The United States Copyright Act provides that, in certain limited circumstances, copying protected material may be characterised as ‘fair use’ and therefore not amount to an infringement. Generally, fair use will apply in circumstances where the copyrighted material has been used for educational or non-commercial purposes, or for a ‘transformative’ purpose to create something new.

In this case the Court determined that fair use could not be established. In particular, they focused on the fact that the photo on the stamps was of the face of the statue—the most distinctive and original part. In its defence, the government sought to argue that the photo was not used for a commercial purpose (despite being sold as stamps) and caused no harm to Mr Davidson’s business. However, the Court rejected this proposition. USPS printed billions of copies of Mr Davidson’s statue and sold them to the public, collecting over $4 billion in revenue. Notwithstanding that the overall profits were low, and that USPS operates at a loss, Mr Davidson was entitled to some form of damages.


In determining the sum of damages owed to Mr Davidson, the Court considered a range of expert submissions—including opinions about industry standards for art licenses and royalties calculations, the market conditions at the time of production, and USPS’s standard approaches to both acquiring artwork and licensing its own intellectual property.  The Court was then left to craft a remedy that reflects fair market value of a non-exclusive licence in 2010, the time at which the licence agreement should have been negotiated.

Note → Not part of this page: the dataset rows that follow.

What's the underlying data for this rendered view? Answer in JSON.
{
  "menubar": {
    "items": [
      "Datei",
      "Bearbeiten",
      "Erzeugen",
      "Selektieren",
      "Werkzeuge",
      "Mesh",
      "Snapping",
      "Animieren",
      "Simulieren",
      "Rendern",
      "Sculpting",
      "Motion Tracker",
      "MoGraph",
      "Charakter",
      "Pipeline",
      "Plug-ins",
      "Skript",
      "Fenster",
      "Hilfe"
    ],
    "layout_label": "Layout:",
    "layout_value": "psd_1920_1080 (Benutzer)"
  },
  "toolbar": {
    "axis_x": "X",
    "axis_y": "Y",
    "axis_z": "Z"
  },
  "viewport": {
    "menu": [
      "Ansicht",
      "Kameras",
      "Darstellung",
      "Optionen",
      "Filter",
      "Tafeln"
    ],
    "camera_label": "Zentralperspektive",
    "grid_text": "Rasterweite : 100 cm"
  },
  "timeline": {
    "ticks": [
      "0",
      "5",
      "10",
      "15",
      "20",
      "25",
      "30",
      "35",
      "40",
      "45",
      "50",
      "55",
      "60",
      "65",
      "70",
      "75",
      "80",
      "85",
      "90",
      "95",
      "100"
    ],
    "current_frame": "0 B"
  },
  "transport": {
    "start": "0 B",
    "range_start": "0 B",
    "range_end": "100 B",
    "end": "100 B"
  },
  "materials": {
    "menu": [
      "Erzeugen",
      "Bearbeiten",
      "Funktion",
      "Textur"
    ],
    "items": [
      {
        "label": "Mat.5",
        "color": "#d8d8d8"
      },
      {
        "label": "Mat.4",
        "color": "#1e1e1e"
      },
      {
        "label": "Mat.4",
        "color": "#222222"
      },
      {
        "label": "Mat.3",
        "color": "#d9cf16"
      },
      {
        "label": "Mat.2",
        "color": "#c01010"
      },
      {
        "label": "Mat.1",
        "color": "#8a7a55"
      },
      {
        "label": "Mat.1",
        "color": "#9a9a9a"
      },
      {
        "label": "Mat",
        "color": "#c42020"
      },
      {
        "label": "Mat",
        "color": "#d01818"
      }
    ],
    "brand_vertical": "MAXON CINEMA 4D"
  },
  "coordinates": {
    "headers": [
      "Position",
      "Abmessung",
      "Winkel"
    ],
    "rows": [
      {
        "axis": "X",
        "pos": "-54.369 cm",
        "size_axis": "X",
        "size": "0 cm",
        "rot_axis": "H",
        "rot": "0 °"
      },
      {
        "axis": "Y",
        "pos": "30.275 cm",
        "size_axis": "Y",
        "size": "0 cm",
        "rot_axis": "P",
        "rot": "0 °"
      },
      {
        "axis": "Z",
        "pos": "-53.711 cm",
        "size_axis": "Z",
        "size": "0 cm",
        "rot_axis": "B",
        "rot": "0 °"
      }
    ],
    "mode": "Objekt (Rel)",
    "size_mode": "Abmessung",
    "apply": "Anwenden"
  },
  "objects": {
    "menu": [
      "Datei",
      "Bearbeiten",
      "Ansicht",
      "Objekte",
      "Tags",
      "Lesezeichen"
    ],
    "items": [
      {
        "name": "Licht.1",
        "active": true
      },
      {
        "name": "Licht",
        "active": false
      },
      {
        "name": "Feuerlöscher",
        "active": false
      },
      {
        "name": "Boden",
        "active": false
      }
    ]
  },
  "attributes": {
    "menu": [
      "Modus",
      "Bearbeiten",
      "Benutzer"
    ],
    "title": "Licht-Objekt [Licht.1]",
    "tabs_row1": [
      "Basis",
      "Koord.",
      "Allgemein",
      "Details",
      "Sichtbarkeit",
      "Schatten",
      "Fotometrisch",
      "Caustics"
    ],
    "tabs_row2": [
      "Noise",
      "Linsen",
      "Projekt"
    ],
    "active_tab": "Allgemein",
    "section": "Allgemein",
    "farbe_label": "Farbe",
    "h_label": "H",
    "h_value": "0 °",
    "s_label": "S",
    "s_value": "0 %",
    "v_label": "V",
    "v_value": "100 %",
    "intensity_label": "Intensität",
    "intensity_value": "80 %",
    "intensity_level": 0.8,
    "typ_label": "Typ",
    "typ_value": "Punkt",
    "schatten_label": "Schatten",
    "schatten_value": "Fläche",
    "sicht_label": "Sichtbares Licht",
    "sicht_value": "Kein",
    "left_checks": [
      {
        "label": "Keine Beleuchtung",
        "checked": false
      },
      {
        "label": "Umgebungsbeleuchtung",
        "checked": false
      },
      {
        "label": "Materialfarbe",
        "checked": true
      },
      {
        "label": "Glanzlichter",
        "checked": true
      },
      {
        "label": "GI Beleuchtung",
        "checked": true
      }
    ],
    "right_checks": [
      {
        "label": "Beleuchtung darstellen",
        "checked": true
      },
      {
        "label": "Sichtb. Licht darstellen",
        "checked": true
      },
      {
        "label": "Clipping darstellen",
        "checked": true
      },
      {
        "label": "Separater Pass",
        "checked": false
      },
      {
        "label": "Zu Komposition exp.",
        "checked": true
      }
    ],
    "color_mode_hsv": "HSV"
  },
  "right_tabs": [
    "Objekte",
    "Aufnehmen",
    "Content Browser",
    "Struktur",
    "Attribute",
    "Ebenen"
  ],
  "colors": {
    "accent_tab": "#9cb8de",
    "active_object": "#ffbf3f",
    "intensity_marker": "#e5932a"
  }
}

The bulk of the argument centred on whether Mr Davidson was entitled to a running royalty over the entire production (upwards of four billion stamps) or only over the stamps that resulted in a profit for USPS. Although the Forever Stamp is redeemable at any date in the future, USPS estimates that a certain portion of stamps sold are subject to ‘breakage or retention’ and represent a pure profit.

Ultimately, the Court accepted that granting Mr Davidson a running royalty over billions of stamps would have made no economic sense in the context of licensing negotiations. Furthermore, Mr Davidson would have been in no position to demand such a royalty if he was approached at the time. As such, Mr Davidson was only entitled to the standard $5,000 non-exclusive licensing fee that USPS generally pays in respect of the whole stamp production.

However, the Court considered that stamps that were retained by the buyer, or were lost or destroyed, should be treated as distinct from the production run as a whole. According to USPS, the breakage and retention rate represented roughly 3.24 percent of stamps sold during the time. When applied to the total revenue collected from the Lady Liberty stamp, this amounted to slightly more than $70 million in profit to USPS. Having determined from expert opinions that an average running royalty was around 5 percent, the Court was prepared to grant Mr Davidson a running royalty over the sales of profit-earning stamps, being US $3.5 million.

Some might say Mr Davidson’s sculpture has received the ultimate stamp of approval.

A copy of the judgment can be found at https://ecf.cofc.uscourts.gov/cgi-bin/show_public_doc?2013cv0942-136-0.  Thanks to our winter clerk Rohan McPhee for his assistance with this article.

[1] Davidson v The United States (Fed Cl, No 13-942C, 29 Jun 2018) 17.

[2] Feist Publ’ns, Inc. v Rural Tel. Serv. Co, 499 US 340, 345 (1991).

[3] Davidson v The United States (Fed Cl, No 13-942C, 29 Jun 2018) 17.

[4] 697 F.2d 27, 34-35 (2nd Cir, 1982).